| WHAT IS REQUIRED |
Using the data below, copy out all lines with the word "JSON".

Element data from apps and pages

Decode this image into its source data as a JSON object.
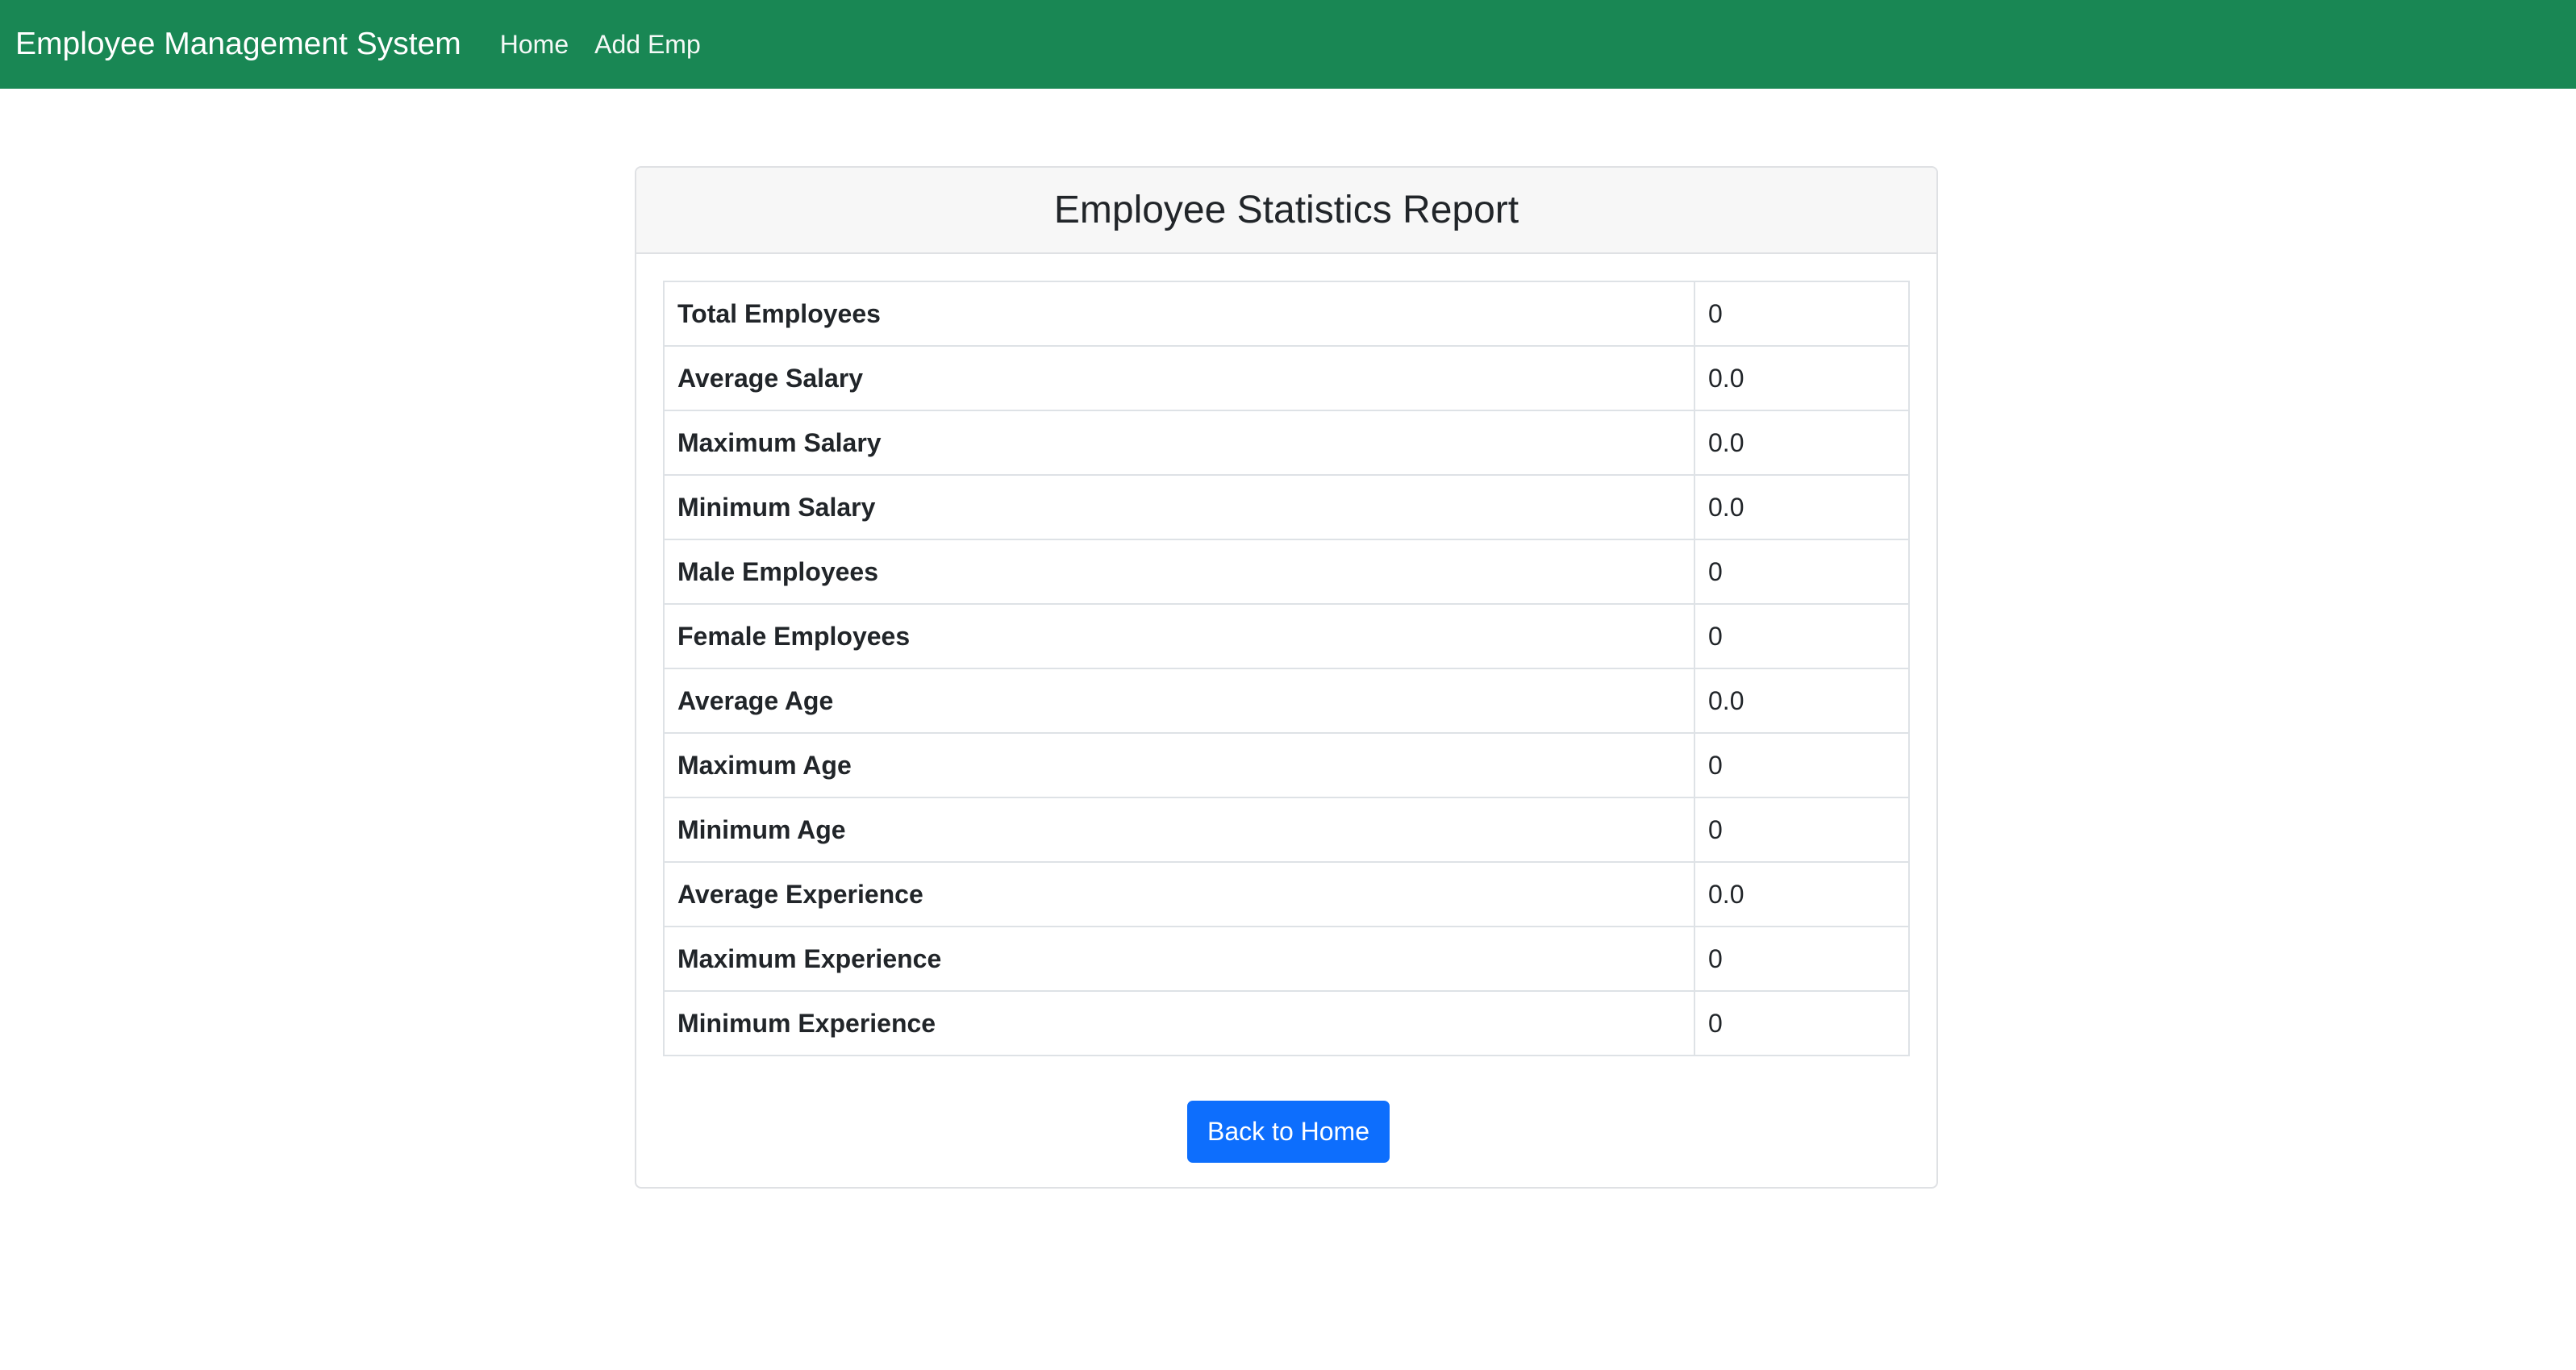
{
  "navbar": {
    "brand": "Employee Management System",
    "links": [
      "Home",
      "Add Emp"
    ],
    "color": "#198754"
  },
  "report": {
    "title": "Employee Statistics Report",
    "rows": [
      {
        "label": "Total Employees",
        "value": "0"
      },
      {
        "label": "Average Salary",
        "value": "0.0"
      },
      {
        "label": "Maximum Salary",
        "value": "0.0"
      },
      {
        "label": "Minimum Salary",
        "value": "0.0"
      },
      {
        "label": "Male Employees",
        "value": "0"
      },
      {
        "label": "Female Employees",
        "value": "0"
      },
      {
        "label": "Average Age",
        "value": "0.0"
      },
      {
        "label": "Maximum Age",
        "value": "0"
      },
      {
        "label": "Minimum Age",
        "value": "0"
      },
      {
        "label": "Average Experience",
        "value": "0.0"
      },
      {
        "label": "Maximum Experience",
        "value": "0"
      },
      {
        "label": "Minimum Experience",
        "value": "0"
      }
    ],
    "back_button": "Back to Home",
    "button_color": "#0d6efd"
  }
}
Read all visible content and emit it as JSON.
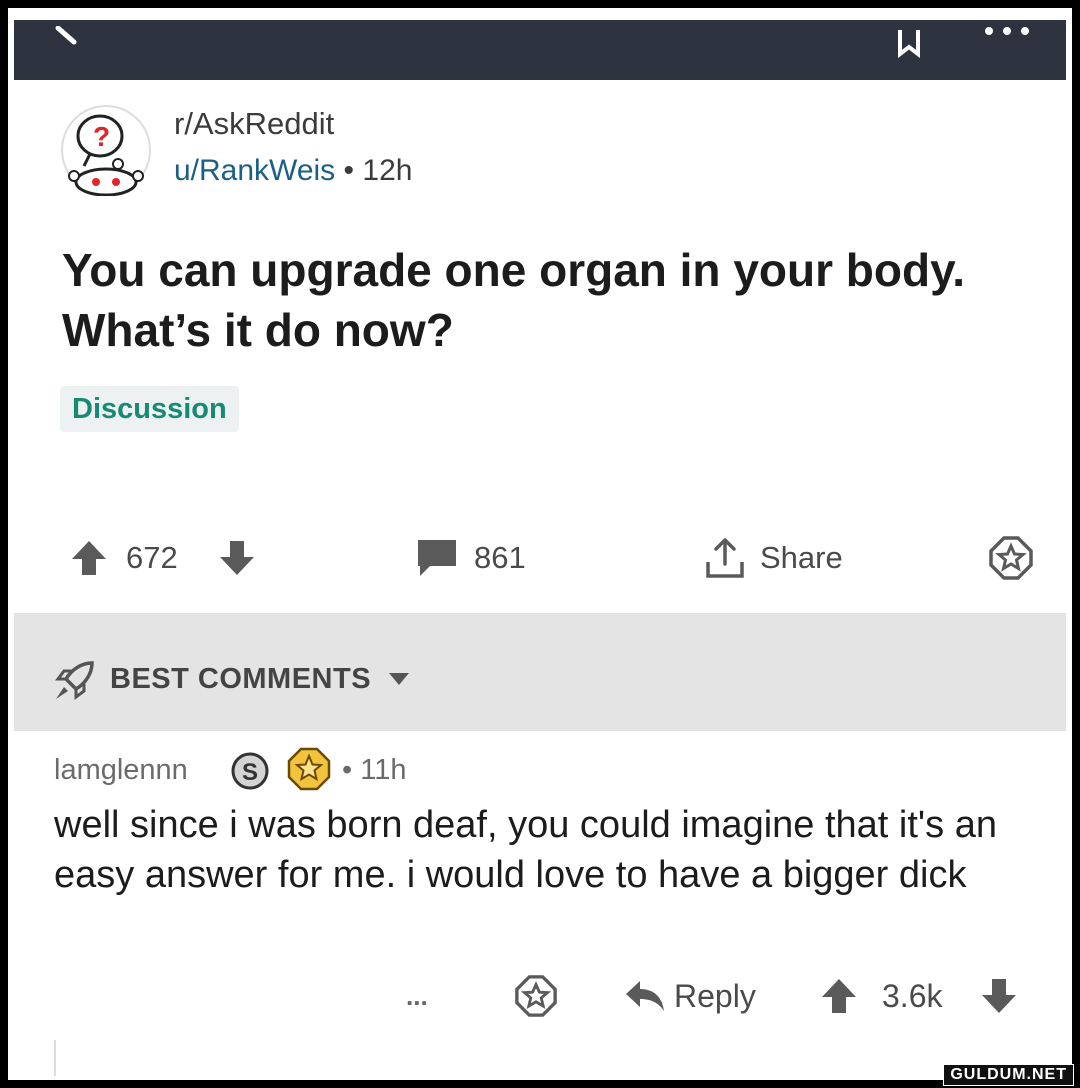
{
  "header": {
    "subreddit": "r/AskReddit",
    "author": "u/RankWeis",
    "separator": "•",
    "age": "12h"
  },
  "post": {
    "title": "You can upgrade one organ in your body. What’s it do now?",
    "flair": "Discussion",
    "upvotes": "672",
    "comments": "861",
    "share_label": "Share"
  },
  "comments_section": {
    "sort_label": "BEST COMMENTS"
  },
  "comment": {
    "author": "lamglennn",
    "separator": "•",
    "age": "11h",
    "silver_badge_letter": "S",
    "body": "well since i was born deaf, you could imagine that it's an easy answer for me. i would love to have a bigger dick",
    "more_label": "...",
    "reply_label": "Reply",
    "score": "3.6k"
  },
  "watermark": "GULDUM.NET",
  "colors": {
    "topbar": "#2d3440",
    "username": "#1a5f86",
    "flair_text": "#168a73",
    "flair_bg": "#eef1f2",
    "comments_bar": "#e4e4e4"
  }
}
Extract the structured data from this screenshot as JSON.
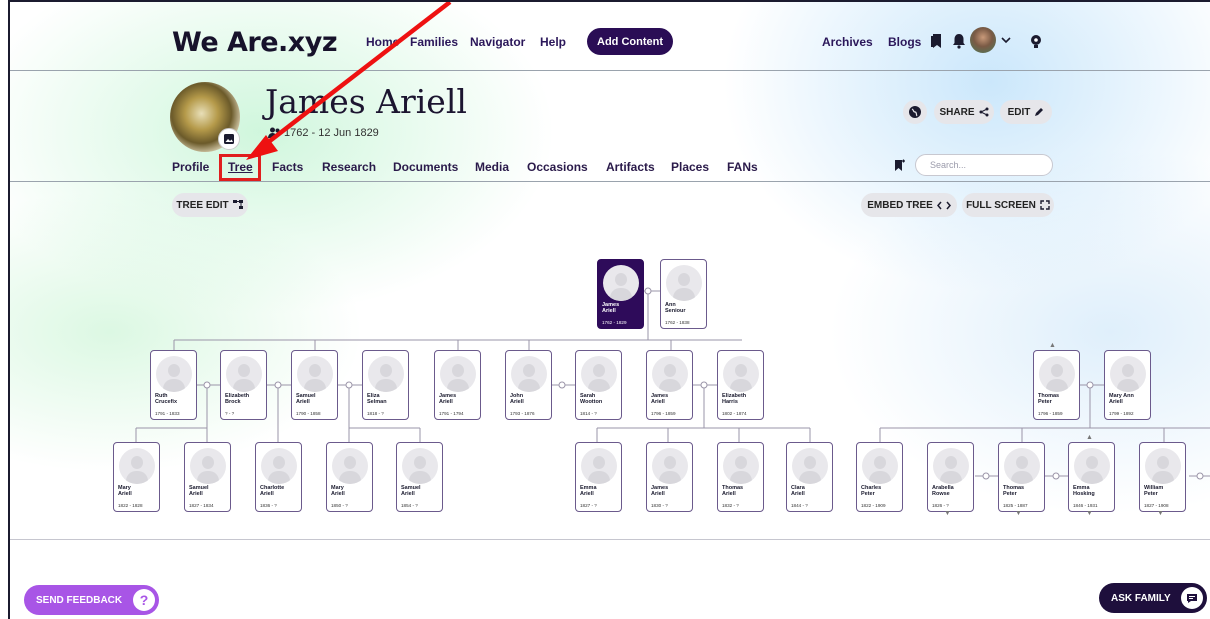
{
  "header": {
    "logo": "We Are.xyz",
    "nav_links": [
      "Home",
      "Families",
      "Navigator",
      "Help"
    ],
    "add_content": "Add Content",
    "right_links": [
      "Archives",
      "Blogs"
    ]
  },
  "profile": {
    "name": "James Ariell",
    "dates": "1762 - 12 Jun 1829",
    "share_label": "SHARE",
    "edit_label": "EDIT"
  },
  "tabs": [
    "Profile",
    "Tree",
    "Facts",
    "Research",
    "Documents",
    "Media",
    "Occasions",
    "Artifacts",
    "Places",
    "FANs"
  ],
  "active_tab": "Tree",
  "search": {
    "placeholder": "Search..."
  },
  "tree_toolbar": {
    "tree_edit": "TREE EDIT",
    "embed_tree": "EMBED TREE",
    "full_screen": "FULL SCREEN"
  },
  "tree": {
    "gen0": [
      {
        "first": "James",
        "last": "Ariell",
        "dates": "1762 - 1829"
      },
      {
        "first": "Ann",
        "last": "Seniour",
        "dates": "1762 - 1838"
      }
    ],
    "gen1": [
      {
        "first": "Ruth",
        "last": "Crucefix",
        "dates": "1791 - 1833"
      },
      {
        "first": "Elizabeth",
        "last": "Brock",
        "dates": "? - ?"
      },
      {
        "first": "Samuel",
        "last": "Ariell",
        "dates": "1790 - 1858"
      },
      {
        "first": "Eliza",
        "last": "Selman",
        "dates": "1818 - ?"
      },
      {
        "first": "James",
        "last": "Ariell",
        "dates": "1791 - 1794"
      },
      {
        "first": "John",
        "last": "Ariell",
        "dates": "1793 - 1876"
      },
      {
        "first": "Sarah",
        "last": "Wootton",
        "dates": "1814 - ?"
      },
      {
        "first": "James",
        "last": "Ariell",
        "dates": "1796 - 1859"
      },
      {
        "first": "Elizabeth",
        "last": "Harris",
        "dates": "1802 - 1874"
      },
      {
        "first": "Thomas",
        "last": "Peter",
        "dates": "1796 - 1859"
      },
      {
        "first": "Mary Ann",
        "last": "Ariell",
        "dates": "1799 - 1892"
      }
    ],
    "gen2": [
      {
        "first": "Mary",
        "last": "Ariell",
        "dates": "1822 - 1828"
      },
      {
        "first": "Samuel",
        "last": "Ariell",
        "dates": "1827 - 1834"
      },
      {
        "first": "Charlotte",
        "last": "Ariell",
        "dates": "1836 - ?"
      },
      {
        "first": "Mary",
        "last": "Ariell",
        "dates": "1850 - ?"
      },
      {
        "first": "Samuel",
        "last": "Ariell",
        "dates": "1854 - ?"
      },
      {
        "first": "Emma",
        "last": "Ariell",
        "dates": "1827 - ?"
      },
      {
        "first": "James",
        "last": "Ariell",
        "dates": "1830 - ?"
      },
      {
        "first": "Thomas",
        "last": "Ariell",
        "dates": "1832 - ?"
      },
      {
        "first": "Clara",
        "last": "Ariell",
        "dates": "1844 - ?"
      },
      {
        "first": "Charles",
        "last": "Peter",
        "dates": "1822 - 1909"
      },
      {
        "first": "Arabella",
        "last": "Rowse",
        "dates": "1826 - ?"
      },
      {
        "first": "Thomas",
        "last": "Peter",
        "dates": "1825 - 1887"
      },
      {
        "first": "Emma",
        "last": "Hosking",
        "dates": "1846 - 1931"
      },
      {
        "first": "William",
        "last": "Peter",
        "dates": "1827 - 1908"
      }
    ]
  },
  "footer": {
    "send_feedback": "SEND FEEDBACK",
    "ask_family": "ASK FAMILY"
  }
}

| RESPONSE TO THE TASK |
Decode this image into its source data as a JSON object.
Read all visible content and emit it as JSON.
Extract the structured data from this screenshot as JSON.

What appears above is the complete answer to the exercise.